Genelux scientific advisory board member Yumon Fong, chief of gastric and mixed tumor service at Memorial Sloan-Kettering Cancer Center in New York, says the idea of using viruses to kill cancer cells—a field of research known as oncolytic virology—has been around for several decades. But only recently has genetic engineering advanced to the point where viruses can be modified to be made safe and to carry extra tumor-killing payloads. And because vaccinia doesn’t normally affect humans (or dogs for that matter), it may score extra points on the safety front. “Vaccinia as a smallpox vaccine has been given to millions of people in the western world,” he says. “Therefore to talk to regulatory agencies about it is reasonably straightforward.”
The initial Genelux dog trial will enroll 25 canines with a variety of tumors, Ogilvie says. Chance, for example, has a relatively common tumor type called an adenocarcinoma under his tail.
Ogilvie’s clinic will use several different imaging scans and tissue tests to determine exactly what the drug is doing in the dogs’ bodies. Ogilvie will share his insights with human oncologists at the Moores Cancer Center at the University of California San Diego, where he serves on the faculty. Genelux CEO Szalay is also on the faculty at Moores, and one of the early-stage trials of the human version of the drug is taking place there, he says.
One of the advantages for dog owners who participate in comparative oncology trials is that their pets’ care is usually subsidized by the drug company, the veterinary clinic, or some combination of the two. Chance’s owner, Ken Willcut, says the only alternative for him would have been to spend more than $2,000 to have his dog’s tumor surgically removed. “For a guy just trying to get by, that’s not an option for me,” says Willcut, who adds that he was concerned about subjecting his 14-year-old dog to major surgery. “He’s got so much life in him. He’s still bouncing off the walls like terriers do. I just wanted to be able to maintain his quality of life.”
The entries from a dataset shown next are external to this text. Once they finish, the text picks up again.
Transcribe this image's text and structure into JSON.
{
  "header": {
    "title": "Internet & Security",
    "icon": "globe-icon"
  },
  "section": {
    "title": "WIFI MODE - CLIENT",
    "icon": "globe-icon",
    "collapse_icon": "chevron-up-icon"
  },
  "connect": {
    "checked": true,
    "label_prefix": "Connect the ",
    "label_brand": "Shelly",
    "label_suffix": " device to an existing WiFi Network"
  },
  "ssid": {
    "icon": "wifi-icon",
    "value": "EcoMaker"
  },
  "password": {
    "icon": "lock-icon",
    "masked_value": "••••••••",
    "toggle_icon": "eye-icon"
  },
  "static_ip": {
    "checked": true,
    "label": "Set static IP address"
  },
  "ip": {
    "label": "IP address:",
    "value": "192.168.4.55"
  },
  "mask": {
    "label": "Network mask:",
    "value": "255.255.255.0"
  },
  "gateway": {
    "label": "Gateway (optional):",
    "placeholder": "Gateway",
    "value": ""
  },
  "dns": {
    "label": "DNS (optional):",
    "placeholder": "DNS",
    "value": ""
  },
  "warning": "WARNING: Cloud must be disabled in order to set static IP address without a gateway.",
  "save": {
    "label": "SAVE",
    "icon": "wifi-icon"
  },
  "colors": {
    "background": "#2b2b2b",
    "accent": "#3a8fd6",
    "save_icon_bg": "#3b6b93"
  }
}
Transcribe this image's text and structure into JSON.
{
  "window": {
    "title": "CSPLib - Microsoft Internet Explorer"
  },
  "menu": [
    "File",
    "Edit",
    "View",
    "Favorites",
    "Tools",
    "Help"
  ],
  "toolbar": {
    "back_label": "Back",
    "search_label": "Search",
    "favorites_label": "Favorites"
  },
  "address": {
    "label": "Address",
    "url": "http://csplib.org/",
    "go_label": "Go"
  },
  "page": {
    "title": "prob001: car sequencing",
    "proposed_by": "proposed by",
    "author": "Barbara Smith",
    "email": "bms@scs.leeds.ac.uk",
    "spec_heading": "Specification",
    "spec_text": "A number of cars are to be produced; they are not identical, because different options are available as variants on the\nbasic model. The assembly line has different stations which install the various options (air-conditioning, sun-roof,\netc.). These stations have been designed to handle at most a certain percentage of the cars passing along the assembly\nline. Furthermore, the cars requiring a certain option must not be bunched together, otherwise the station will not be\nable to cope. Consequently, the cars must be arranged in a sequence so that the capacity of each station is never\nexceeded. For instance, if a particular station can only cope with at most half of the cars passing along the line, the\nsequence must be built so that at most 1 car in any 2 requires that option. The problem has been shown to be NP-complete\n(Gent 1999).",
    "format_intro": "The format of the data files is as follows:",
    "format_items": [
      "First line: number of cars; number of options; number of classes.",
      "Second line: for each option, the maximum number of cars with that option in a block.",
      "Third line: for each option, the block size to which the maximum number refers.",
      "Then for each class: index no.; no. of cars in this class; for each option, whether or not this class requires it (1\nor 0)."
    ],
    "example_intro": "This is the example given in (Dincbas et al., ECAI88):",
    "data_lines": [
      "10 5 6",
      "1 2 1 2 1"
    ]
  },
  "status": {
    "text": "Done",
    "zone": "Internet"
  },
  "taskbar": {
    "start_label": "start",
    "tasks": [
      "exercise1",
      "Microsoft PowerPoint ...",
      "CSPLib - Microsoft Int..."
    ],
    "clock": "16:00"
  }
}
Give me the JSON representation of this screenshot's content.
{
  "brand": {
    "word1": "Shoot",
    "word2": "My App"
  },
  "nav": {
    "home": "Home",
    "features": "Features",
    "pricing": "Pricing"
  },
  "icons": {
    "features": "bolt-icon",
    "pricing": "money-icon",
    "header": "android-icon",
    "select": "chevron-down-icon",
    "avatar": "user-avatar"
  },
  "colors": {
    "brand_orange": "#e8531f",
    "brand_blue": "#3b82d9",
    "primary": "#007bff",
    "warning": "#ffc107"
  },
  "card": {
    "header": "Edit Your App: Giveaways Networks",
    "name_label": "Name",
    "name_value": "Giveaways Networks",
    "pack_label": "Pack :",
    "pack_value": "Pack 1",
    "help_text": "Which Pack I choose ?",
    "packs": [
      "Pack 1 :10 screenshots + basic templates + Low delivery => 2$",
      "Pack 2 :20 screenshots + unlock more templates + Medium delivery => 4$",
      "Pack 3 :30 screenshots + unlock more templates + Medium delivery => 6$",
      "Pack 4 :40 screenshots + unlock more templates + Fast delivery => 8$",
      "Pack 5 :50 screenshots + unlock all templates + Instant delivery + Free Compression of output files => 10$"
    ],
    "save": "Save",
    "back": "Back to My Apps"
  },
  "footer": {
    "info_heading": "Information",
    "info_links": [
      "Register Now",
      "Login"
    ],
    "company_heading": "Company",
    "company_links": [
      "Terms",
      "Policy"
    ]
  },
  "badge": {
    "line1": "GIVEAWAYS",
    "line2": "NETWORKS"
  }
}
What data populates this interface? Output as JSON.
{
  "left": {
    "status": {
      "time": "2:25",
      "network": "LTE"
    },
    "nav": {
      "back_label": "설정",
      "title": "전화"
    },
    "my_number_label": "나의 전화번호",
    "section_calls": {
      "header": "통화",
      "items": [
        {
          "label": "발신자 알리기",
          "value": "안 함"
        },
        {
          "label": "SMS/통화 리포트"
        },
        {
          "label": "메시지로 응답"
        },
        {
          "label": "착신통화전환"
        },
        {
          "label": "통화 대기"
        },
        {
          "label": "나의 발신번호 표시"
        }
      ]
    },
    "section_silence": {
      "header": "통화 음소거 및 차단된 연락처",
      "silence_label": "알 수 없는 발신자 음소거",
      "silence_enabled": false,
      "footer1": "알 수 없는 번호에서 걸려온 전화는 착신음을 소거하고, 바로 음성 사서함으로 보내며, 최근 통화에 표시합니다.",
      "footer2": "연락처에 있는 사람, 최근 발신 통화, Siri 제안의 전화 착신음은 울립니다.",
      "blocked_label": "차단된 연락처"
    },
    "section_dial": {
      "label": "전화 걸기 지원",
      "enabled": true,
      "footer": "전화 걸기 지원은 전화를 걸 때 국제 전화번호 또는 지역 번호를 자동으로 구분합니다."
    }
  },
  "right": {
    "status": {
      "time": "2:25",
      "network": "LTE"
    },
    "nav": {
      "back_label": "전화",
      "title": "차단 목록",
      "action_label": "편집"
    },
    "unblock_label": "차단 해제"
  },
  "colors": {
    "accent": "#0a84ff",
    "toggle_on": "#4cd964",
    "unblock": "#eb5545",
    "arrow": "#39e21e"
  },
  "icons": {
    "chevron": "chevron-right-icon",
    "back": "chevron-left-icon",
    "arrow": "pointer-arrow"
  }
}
More Realistic Than Mice
Natick, MA-based Karyopharm is testing its cancer-fighting technology in both dogs and humans, and like Genelux, it’s examining two separate molecules that act on the same target. Karyopharm is developing compounds that inhibit a protein called CRM1, which prevents the body’s tumor-fighting mechanisms from working properly inside cells.
Karyopharm CEO Michael Kauffman says the dog trials have been particularly valuable for understanding the side effects that can result from blocking CRM1. “From a tolerability standpoint, knowing what this drug does in dogs is immeasurably beneficial for humans,” Kauffman says. That’s because dogs are part of families, he says, and family members can play an important role in … Next Page »